  • Janelle
    1970-01-01
    THE END WE START FROM by Megan Hunter - Thank you so much to Grove Atlantic for providing my free copy!This tiny little book is written in gorgeous prose; it almost feels like a long-form poem. It begins with a disaster of water levels rising and causing England to mostly go under water. A woman gives birth to her only son, Z, and she and her husband, R, do what they need to do to survive. They pick up and move upward and onward in order to stay ...
  • Lark Benobi
    1970-01-01
    If you are in the mood to invite some bland, fuzzy, somewhat portentous sentences to wend their way softly into your head and then to leave your head as soon as you're done reading them, then you will find this novel perfectly suited to your mood.
  • Maddie C.
    1970-01-01
    In an undisclosed time, maybe in the near-future, an apocalyptic flood submerges most of the United Kingdom and forces people to flee from their homes and find shelter elsewhere. Millions of people, our narrator and main character, unnamed, are displaced and dislodged, trying to survive the first few months/years of the flood the best way they can.

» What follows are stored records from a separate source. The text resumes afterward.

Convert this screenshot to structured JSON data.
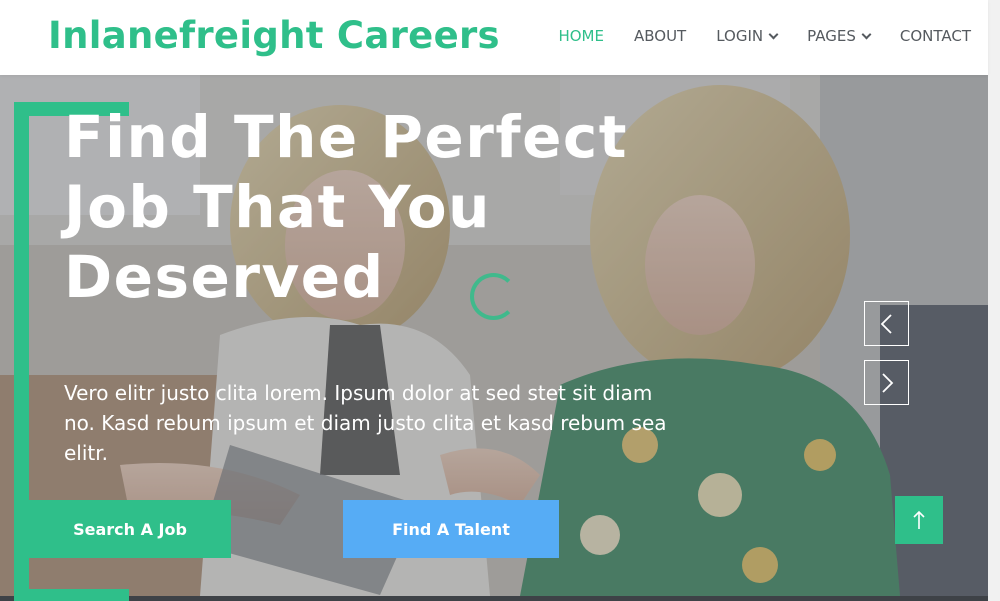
{
  "brand": {
    "name": "Inlanefreight Careers"
  },
  "nav": {
    "items": [
      {
        "label": "HOME",
        "active": true,
        "dropdown": false
      },
      {
        "label": "ABOUT",
        "active": false,
        "dropdown": false
      },
      {
        "label": "LOGIN",
        "active": false,
        "dropdown": true
      },
      {
        "label": "PAGES",
        "active": false,
        "dropdown": true
      },
      {
        "label": "CONTACT",
        "active": false,
        "dropdown": false
      }
    ]
  },
  "hero": {
    "title": "Find The Perfect Job That You Deserved",
    "description": "Vero elitr justo clita lorem. Ipsum dolor at sed stet sit diam no. Kasd rebum ipsum et diam justo clita et kasd rebum sea elitr.",
    "primary_button": "Search A Job",
    "secondary_button": "Find A Talent"
  },
  "icons": {
    "prev": "chevron-left-icon",
    "next": "chevron-right-icon",
    "back_to_top": "arrow-up-icon",
    "loading": "spinner-icon"
  },
  "colors": {
    "accent": "#2fbf8a",
    "secondary": "#56acf5",
    "nav_text": "#555a5f"
  }
}
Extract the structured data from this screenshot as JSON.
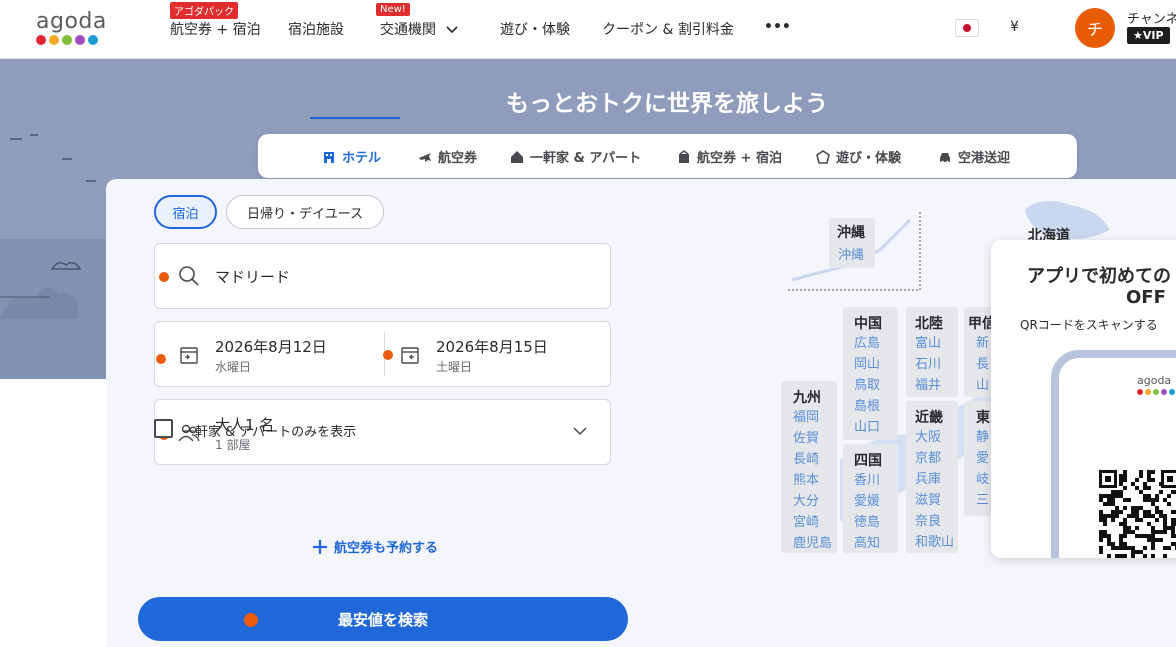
{
  "header": {
    "logo_text": "agoda",
    "logo_colors": [
      "#e3262f",
      "#f7a823",
      "#7fbf3a",
      "#a64bc2",
      "#1e9ad6"
    ],
    "nav": [
      {
        "label": "航空券 + 宿泊",
        "badge": "アゴダパック"
      },
      {
        "label": "宿泊施設",
        "badge": ""
      },
      {
        "label": "交通機関",
        "badge": "New!"
      },
      {
        "label": "遊び・体験",
        "badge": ""
      },
      {
        "label": "クーポン & 割引料金",
        "badge": ""
      },
      {
        "label": "•••",
        "badge": ""
      }
    ],
    "currency": "¥",
    "avatar_initial": "チ",
    "username": "チャンネ",
    "vip": "★VIP"
  },
  "hero": {
    "title": "もっとおトクに世界を旅しよう"
  },
  "tabs": [
    {
      "label": "ホテル",
      "icon": "hotel-icon",
      "active": true
    },
    {
      "label": "航空券",
      "icon": "plane-icon",
      "active": false
    },
    {
      "label": "一軒家 & アパート",
      "icon": "house-icon",
      "active": false
    },
    {
      "label": "航空券 + 宿泊",
      "icon": "package-icon",
      "active": false
    },
    {
      "label": "遊び・体験",
      "icon": "activity-icon",
      "active": false
    },
    {
      "label": "空港送迎",
      "icon": "car-icon",
      "active": false
    }
  ],
  "search": {
    "stay_types": [
      "宿泊",
      "日帰り・デイユース"
    ],
    "destination": "マドリード",
    "checkin_date": "2026年8月12日",
    "checkin_day": "水曜日",
    "checkout_date": "2026年8月15日",
    "checkout_day": "土曜日",
    "guests": "大人1 名",
    "rooms": "1 部屋",
    "homes_only_label": "一軒家 & アパートのみを表示",
    "add_flight_label": "航空券も予約する",
    "search_button": "最安値を検索"
  },
  "map": {
    "okinawa": {
      "title": "沖縄",
      "prefs": [
        "沖縄"
      ]
    },
    "hokkaido": {
      "title": "北海道"
    },
    "chugoku": {
      "title": "中国",
      "prefs": [
        "広島",
        "岡山",
        "鳥取",
        "島根",
        "山口"
      ]
    },
    "hokuriku": {
      "title": "北陸",
      "prefs": [
        "富山",
        "石川",
        "福井"
      ]
    },
    "koshinetsu": {
      "title": "甲信",
      "prefs": [
        "新",
        "長",
        "山"
      ]
    },
    "kyushu": {
      "title": "九州",
      "prefs": [
        "福岡",
        "佐賀",
        "長崎",
        "熊本",
        "大分",
        "宮崎",
        "鹿児島"
      ]
    },
    "shikoku": {
      "title": "四国",
      "prefs": [
        "香川",
        "愛媛",
        "徳島",
        "高知"
      ]
    },
    "kinki": {
      "title": "近畿",
      "prefs": [
        "大阪",
        "京都",
        "兵庫",
        "滋賀",
        "奈良",
        "和歌山"
      ]
    },
    "tokai": {
      "title": "東",
      "prefs": [
        "静",
        "愛",
        "岐",
        "三"
      ]
    }
  },
  "promo": {
    "title": "アプリで初めての",
    "subtitle": "OFF",
    "qr_text": "QRコードをスキャンする",
    "app_logo": "agoda"
  }
}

However, if you’re going into the book expecting a meditation on the end of times and its causes,...